hey monkey wrangler - back to the tomatoes. what did you end up doing with them- canning or freezing? Either way, can you share your process? I've never canned tomatoes and just heard about needing to add lemon juice to prevent botulism? do share your experience.

Rev. Biggles said...

Feh, corn in your neck of the woods? I dun't think so. Me thinks you need some of that Kansas heat for that. Like over in concord. Big D grows tons of sweet corn action. He's got heat though. My corn sucks worse than yers.

Biggles

HipWriterMama said...

The pizza and the quiche look simply divine. Thanks for the quiche recipe. I'm going to try it this week.

Monkey Wrangler said...

Joanna: As the 'maters get ripe they are chopped, pressed a bit and frozen until I have enough for sauce making. I do now, but need the time. As the the actual canning, yes it involves adding an acid, like 2ish tablespoons per quart of sauce......don't quote me there though, quote what we have affectionately been calling the 'ol blue ball book, uh that is I mean the Ball Blue Book of Preserving. And so far (3 batches of sauce) so good.

Rev. Biggles: Yeah 'speriment over. Results: too much work for something that need bigger sun.

Hip: Let me know eh? It was rather tasty.....

leena! said...

Wow--you've been cooking up a storm lately, with or without corn. Wish I could say the same for me. I'm drowning in a sea of school work.
By the by, that pizza looks killer, monkey man! At what stage do you add the herbs into the dough?

Monkey Wrangler said...

Thanks Leena. 'Bout done with corn around here, yup.

As for the herbs, they go in the dough near the end of the kneading. So they're in there at least 7-8 hours. Mmmm.........herbs.

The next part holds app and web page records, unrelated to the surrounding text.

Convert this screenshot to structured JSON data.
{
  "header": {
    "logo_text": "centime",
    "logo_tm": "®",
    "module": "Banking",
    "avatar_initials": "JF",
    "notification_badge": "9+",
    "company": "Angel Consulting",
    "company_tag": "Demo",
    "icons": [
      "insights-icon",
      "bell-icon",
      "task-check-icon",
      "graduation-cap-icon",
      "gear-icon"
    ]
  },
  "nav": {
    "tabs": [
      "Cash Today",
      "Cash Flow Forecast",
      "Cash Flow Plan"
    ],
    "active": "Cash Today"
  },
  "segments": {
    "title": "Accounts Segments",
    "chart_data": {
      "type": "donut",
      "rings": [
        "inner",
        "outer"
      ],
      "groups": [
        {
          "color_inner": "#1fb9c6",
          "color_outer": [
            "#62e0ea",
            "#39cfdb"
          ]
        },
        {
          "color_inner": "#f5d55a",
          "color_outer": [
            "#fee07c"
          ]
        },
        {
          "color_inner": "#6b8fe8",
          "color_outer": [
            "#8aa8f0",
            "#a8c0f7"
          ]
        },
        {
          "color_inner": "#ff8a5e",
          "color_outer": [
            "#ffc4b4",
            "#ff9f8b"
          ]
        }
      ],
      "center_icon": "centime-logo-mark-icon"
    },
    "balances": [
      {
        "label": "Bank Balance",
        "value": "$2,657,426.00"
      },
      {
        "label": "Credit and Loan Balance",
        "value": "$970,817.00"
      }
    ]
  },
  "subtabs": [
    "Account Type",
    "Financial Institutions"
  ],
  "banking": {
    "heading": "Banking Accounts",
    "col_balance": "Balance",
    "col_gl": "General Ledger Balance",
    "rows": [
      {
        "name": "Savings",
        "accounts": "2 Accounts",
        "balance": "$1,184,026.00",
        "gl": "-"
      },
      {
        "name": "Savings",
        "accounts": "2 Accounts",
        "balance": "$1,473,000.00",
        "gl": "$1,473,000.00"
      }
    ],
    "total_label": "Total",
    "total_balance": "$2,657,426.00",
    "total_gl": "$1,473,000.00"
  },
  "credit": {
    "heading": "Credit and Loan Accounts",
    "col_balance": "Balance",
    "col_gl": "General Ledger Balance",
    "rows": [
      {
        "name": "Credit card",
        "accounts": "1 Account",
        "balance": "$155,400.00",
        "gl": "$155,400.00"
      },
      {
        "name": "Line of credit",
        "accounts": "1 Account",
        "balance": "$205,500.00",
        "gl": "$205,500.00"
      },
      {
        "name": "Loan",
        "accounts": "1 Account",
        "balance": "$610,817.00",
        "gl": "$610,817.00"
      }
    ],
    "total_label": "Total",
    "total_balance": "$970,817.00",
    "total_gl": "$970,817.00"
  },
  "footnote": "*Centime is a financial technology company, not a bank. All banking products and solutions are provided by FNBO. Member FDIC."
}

migraine florida said...
This comment has been removed by a blog administrator.
Monkey Wrangler said...

Migraine: Like what the fuck kinda comment was that? It just had to be deleted!